"You said I could only use things that everyone had. Well, everyone has cicadas, right?"
That's how Glenn Walden, a senior pastry and baking instructor at Stratford University in Falls Church, explained the extreme makeover plan for his cake.
To begin with, he decided to artfully arrange several real, chocolate-coated cicadas on top of the cake. Then he made a giant cicada out of dark and white chocolate with red candies for the eyes. To give the impression of trees, Walden stuck some tall dark chocolate straws into the frosting.
Finally, to add a zip of color, eyeball-red frosting was piped around the base of the cake.

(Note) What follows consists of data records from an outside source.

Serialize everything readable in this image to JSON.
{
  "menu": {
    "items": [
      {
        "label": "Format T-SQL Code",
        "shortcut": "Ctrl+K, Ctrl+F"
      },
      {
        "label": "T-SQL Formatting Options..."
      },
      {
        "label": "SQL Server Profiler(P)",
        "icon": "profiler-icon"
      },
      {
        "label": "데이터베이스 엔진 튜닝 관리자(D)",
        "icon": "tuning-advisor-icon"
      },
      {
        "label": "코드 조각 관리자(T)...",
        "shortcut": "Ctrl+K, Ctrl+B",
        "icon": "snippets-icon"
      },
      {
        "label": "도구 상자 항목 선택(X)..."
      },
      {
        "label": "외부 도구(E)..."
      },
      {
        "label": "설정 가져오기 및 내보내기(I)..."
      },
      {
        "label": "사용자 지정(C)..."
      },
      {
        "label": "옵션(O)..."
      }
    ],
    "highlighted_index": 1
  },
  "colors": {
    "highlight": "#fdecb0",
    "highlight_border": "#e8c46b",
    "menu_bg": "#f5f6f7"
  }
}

A little tube of green frosting gel was used to draw some leaf shapes on the sides and top.
"I wanted to do something everyone would talk about," he admitted.
The live cicadas came from his neighbor's bushes in Sterling. To kill the cicadas without deforming them, he put them in his freezer at home. ("My wife was not happy about this," he noted.) He then impaled them on lollipop sticks and sprayed them with melted semisweet chocolate. Cicadas also could be painted with chocolate using a tiny paint brush. "But don't dip them in chocolate," he warned, "because their wings won't stay spread out."

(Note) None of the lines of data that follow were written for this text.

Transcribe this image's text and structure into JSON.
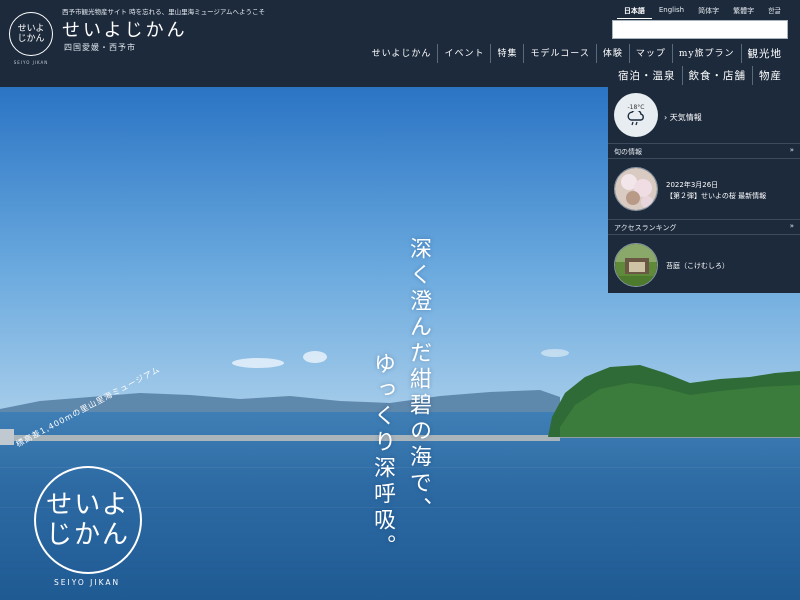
{
  "header": {
    "tagline": "西予市観光物産サイト 時を忘れる、里山里海ミュージアムへようこそ",
    "brand": "せいよじかん",
    "region": "四国愛媛・西予市",
    "logo_lines": [
      "せいよ",
      "じかん"
    ],
    "logo_small": "SEIYO JIKAN",
    "languages": [
      {
        "label": "日本語",
        "active": true
      },
      {
        "label": "English"
      },
      {
        "label": "简体字"
      },
      {
        "label": "繁體字"
      },
      {
        "label": "한글"
      }
    ],
    "search_placeholder": ""
  },
  "nav": {
    "row1": [
      "せいよじかん",
      "イベント",
      "特集",
      "モデルコース",
      "体験",
      "マップ",
      "my旅プラン",
      "観光地"
    ],
    "row2": [
      "宿泊・温泉",
      "飲食・店舗",
      "物産"
    ]
  },
  "hero": {
    "line1": "深く澄んだ紺碧の海で、",
    "line2": "ゆっくり深呼吸。",
    "logo_lines": [
      "せいよ",
      "じかん"
    ],
    "arc_text": "標高差1,400mの里山里海ミュージアム",
    "roman": "SEIYO JIKAN"
  },
  "panel": {
    "weather": {
      "temp": "-18°C",
      "label": "天気情報",
      "icon": "cloud-rain-icon"
    },
    "news": {
      "heading": "旬の情報",
      "date": "2022年3月26日",
      "title": "【第２弾】せいよの桜 最新情報"
    },
    "ranking": {
      "heading": "アクセスランキング",
      "title": "苔庭（こけむしろ）"
    }
  },
  "colors": {
    "header_bg": "#1c2a3c",
    "sky_top": "#2e78c6",
    "sea": "#2d6aa3"
  }
}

To make the large cicada, he formed cooled, melted chocolate into an oblong shape for the body and head. He drizzled melted white chocolate into wing shapes on wax paper, and when they had cooled and hardened, he squirted melted dark chocolate to make the wings' veins. He attached the wings and the cinnamon candy-eyes with dabs of melted chocolate. The chocolate straws were made by scraping a sharp knife edge down a thin layer of chilled, melted chocolate on the back of a baking sheet.
Walden, a graduate of the Culinary Institute of America, has taught at Stratford for 10 years. He has worked as a chef in Pennsylvania and at the Lansdowne Resort in Leesburg. Despite his cake skills, he admits that his children, ages 12 and 9, aren't always impressed. "What they really like are Carvel ice cream cakes," he says with a sigh.
-- Candy Sagon